A New York federal judge granted a bid for conditional collective action certification Tuesday in a case brought against KPMG LLP by ex-workers who claim the accounting firm misclassified thousands of current and former audit associates as exempt from federal overtime pay requirements.
U.S. District Judge Colleen McMahon signed off on a decision and order granting a motion for conditional certification from ex-KPMG audit associates and directing KPMG to fork over a computer-readable list of the names and contact information of all potential opt-ins.
The plaintiffs more than satisfied the Fair Labor Standards Act's minimal requirements for preliminary certification by showing that they and other employees are similarly situated, the order said.
In light of the fact that the accounting profession and audits are covered by professional and regulatory rules and standards, it would be “shocking” to learn that audit associates are not similarly situated in that they are constrained by uniform rules, the judge said.
“That uniformity does not mean audit associates are entitled to overtime; they may well be similarly situated professionals or similarly situated administrative employees," the order said. "But it does mean that they are similarly situated for FLSA purposes."
Though the issue of whether employees qualify as professionals or administrators presents a fact-specific inquiry, courts frequently find that it doesn't preclude conditional collective action certification, Judge McMahon wrote.
The plaintiffs and potential audit associate opt-ins appear to have similar educational backgrounds, and all the plaintiffs allege that they underwent uniform training, the decision said, pointing out that the plaintiffs had offered up declarations from six individuals who worked in six different states.
All audit associates performed the same or similar primary duties, the plaintiffs contended. Audit associates “primarily perform routine, low-level clerical and physical tasks,” according to the plaintiffs' April 6 memorandum in support of their motion for conditional certification.
While courts ordinarily put off merits discovery until the opt-in period wraps up, that won't happen in this case, Tuesday's ruling said. Judge McMahon ordered that discovery on the issue of why all audit associates are classified as exempt be conducted in expedited fashion “with an eye to having someone (probably plaintiffs) move for summary judgment no later than April 27, 2012.”
Outten & Golden LLP's Justin M. Swartz, an attorney for the plaintiffs, said Tuesday that it was encouraging that the court wanted to rule on that issue.
“We're thrilled with the ruling, as it will allow us to notify KPMG audit associates nationwide of their right to join the case and attempt to recover overtime wages,” Swartz said.

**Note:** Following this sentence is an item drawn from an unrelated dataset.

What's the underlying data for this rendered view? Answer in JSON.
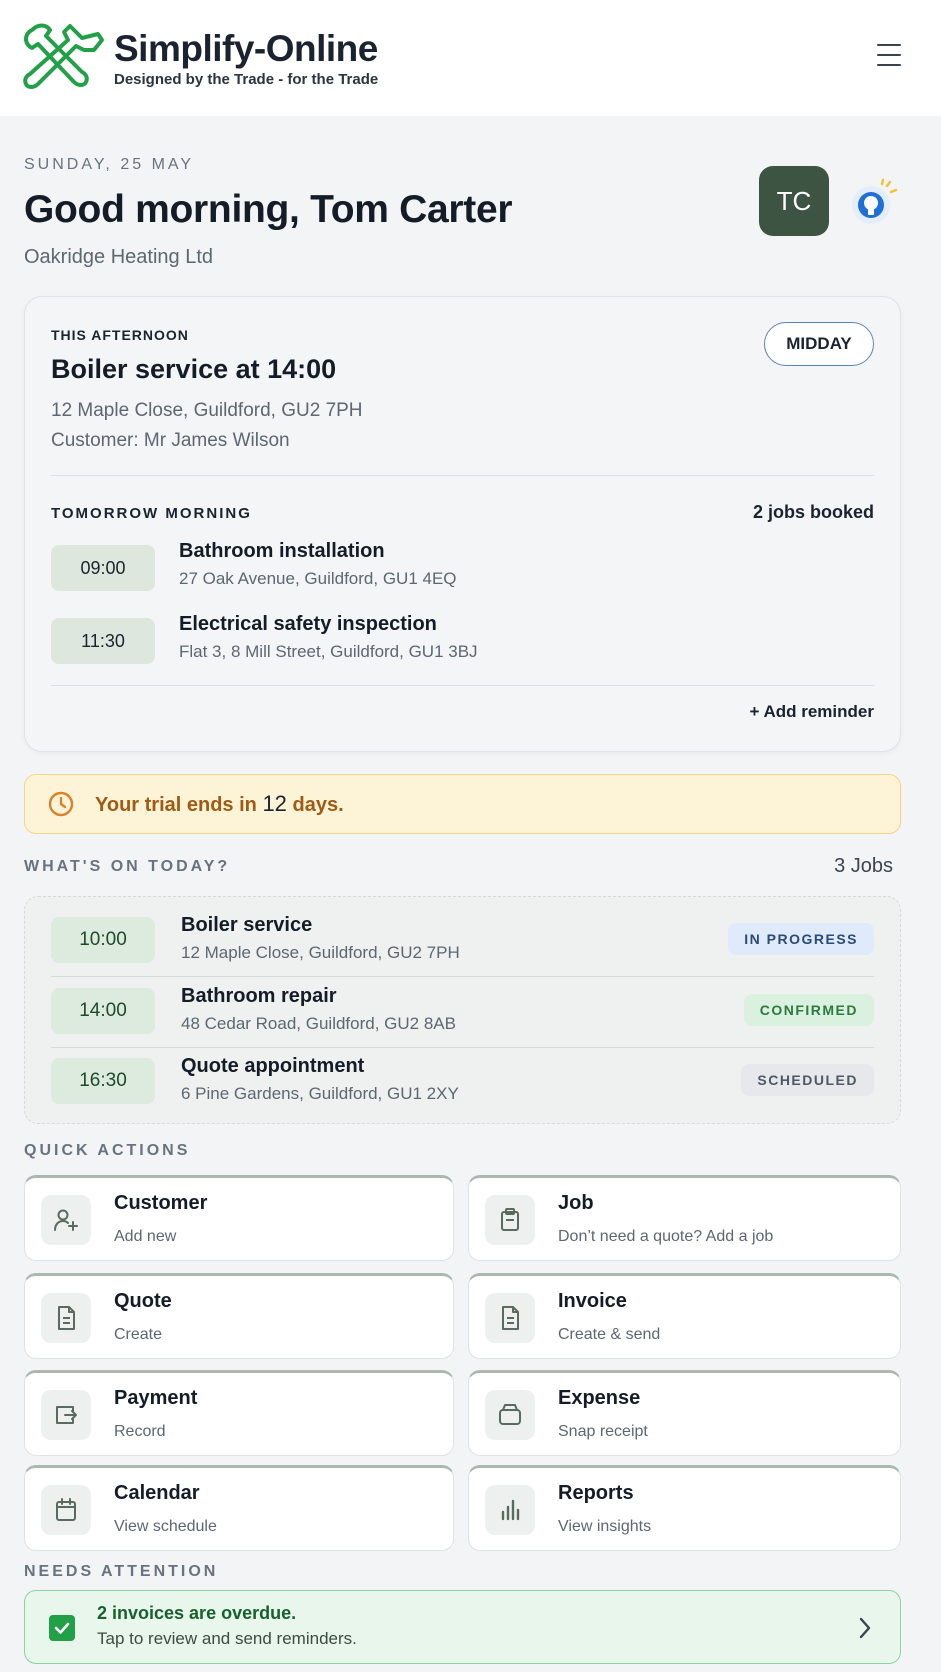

The case, originally filed Jan. 19, 2011, also asserted a claim under the New York Labor Law.
The plaintiffs are represented by Justin Swartz, Rachel Bien, Seth Marmin, Elizabeth Wagoner and Dana Sussman of Outten & Golden LLP and Gregg Shavitz, Keith Stern and Susan Stern of the Shavitz Law Group PA.